But Jesus, aware of this, said, “O you of little faith, why are you discussing among yourselves the fact that you have no bread? Do you not yet perceive? Do you not remember the five loaves for the five thousand, and how many baskets you gathered? Or the seven loaves for the four thousand, and how many baskets you gathered? How is it that you fail to understand that I did not speak about bread? Beware of the leaven of the Pharisees and Sadducees.” (Matthew 16:8-11)
“Do you not yet perceive? How is it that you fail to understand?” Jesus never spares the disciples’ feelings. They were being dense, and he told them so. It seems unbelievable to us that the disciples could still not get it. Jesus had fed the 5,000 with 5 loaves of bread, and the 4,000 with 7 loaves of bread, and had leftovers both times. He had taught them that he was the Bread of Life who could provide manna from heaven. Yet the disciples were worried about where their next meal would come from! As I mentioned yesterday, the disciples were so worried about their stomachs, that they completely missed what Jesus wanted to teach them.
How was it that they still didn’t understand? I think we see the answer in another of Jesus’ questions in this passage: “Do you not remember?”
When I taught World History 1, I used to start the year off with a brief discussion on what I called the “theology of history.” History is routinely listed as students’ least favorite subject, and it is often seen, even by educators, as being less important than some of the others (we don’t include it on achievement tests like we do English and Math). Yet, throughout Scripture, history is extremely important. And it goes beyond the proverbial “Those who fail to learn from history are doomed to repeat it.”
God repeatedly commands his people to remember:
“Remember the ancient days; bear in mind the years of past generations. Ask your father and he will inform you, your elders, and they will tell you.” (Deuteronomy 32:7)
“And the people of Israel did not remember the LORD their God, who had delivered them from the hand of all their enemies on every side,” (Judges 8:34)
“Remember the wondrous works that he has done, his miracles and the judgments he uttered,” (1 Chronicles 16:12)
“And I looked and arose and said to the nobles and to the officials and to the rest of the people, “Do not be afraid of them. Remember the Lord, who is great and awesome, and fight for your brothers, your sons, your daughters, your wives, and your homes.” (Nehemiah 4:14)
“I will remember the deeds of the LORD; yes, I will remember your wonders of old.” (Psalm 77:11)
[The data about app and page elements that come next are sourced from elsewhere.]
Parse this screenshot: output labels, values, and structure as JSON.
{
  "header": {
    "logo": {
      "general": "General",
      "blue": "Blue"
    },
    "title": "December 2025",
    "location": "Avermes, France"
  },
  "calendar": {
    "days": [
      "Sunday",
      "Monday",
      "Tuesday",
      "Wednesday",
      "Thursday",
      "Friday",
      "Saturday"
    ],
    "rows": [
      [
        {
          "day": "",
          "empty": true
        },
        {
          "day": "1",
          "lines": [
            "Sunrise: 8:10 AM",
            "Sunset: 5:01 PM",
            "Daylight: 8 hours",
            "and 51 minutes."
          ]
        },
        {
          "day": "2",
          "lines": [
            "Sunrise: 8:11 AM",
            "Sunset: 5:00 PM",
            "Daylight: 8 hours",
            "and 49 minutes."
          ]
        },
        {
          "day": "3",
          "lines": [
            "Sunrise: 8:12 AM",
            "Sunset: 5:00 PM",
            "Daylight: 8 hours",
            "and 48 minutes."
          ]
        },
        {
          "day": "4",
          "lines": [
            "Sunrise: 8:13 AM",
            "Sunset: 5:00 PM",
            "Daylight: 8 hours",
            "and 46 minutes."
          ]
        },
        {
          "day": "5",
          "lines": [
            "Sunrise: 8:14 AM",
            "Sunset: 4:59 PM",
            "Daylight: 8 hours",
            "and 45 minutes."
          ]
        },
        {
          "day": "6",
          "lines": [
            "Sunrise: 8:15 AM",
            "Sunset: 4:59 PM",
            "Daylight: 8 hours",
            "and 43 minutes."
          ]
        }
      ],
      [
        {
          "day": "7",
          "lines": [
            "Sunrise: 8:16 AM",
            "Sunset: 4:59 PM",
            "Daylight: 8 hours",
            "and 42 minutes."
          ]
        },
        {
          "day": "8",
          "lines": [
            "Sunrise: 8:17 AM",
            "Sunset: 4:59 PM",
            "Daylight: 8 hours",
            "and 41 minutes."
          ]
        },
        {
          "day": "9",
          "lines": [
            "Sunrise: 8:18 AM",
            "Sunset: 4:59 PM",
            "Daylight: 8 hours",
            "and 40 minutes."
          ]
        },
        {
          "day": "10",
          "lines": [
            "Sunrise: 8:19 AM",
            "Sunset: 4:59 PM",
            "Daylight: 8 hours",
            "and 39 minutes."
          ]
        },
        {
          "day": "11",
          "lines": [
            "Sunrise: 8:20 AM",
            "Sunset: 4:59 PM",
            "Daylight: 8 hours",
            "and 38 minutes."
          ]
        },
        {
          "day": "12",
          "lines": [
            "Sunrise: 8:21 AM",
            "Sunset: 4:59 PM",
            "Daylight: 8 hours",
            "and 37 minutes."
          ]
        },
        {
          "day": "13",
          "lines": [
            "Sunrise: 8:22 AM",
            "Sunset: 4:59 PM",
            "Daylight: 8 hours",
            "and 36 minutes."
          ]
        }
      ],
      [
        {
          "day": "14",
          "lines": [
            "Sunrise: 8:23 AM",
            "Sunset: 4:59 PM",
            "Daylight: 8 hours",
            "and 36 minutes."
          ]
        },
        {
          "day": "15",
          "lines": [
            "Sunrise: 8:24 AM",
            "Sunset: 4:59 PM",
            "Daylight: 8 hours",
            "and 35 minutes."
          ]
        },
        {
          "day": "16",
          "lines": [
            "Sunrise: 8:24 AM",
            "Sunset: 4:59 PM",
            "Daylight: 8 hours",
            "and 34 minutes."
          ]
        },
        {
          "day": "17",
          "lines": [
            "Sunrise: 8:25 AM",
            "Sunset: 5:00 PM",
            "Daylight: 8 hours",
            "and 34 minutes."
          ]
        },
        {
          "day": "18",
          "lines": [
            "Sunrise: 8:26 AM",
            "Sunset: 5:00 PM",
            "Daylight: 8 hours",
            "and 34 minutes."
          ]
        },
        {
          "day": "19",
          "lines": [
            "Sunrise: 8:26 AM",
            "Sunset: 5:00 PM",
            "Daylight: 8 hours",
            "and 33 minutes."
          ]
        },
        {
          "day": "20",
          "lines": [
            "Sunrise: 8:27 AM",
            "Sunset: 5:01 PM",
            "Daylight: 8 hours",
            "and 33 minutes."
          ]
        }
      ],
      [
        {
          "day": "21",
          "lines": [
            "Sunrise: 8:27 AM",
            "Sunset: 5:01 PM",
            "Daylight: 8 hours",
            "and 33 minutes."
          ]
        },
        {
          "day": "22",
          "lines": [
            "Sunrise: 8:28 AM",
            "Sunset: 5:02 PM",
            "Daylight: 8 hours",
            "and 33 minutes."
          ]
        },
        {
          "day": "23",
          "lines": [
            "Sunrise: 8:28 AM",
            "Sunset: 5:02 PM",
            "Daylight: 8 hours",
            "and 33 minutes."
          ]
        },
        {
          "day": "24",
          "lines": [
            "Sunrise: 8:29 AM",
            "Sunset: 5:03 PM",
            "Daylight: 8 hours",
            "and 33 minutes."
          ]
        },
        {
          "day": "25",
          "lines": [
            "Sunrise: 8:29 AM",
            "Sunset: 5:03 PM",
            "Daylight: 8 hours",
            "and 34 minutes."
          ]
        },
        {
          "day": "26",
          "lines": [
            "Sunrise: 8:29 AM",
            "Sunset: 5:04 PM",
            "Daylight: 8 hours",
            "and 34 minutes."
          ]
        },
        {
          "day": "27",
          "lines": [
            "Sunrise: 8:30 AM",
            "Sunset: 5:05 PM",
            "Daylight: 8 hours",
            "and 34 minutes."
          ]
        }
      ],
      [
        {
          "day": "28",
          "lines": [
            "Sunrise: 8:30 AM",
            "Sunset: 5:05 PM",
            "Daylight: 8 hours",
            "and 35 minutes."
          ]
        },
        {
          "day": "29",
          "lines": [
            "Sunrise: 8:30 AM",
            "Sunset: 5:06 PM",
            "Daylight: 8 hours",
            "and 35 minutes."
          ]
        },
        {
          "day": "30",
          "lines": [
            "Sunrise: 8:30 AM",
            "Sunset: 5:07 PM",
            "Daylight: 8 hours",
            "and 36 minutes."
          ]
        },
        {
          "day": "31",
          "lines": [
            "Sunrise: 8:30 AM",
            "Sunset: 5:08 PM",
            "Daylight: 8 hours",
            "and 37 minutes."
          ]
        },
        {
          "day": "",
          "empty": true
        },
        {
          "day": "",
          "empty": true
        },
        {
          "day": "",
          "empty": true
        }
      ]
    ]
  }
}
Yet this forgetfulness of God’s mighty works isn’t unique to the disciples. We see it with Elijah, when he defeats the prophets of Baal and then is immediately terrified of Jezebel. We see it with the children of Israel over and over again throughout the Old Testament, perhaps most notably in the story of the Exodus. I’m sure each of us can think of numerous times in our own lives when we were quick to forget God’s track record.
But we are called to remember. Remembering the mighty works of God in the past helps us have faith that he will perform mighty works in the future. It helps us cast off the worry and stress of day to day life because ultimately worry and stress are the result of a failure to remember.
In his book Crazy Love: Overwhelmed by a Relentless God, Francis Chan wrote that worry and stress, “declare our tendency to forget that we’ve been forgiven, that our lives here are brief, that we are headed to a place where we won’t be lonely, afraid, or hurt ever again, and that in the context of God’s strength, our problems are small, indeed.”
If we want to have greater faith, if we want to eliminate the worry and stress that hinder our ability to learn what Jesus wants to teach us, we start by improving our ability to remember.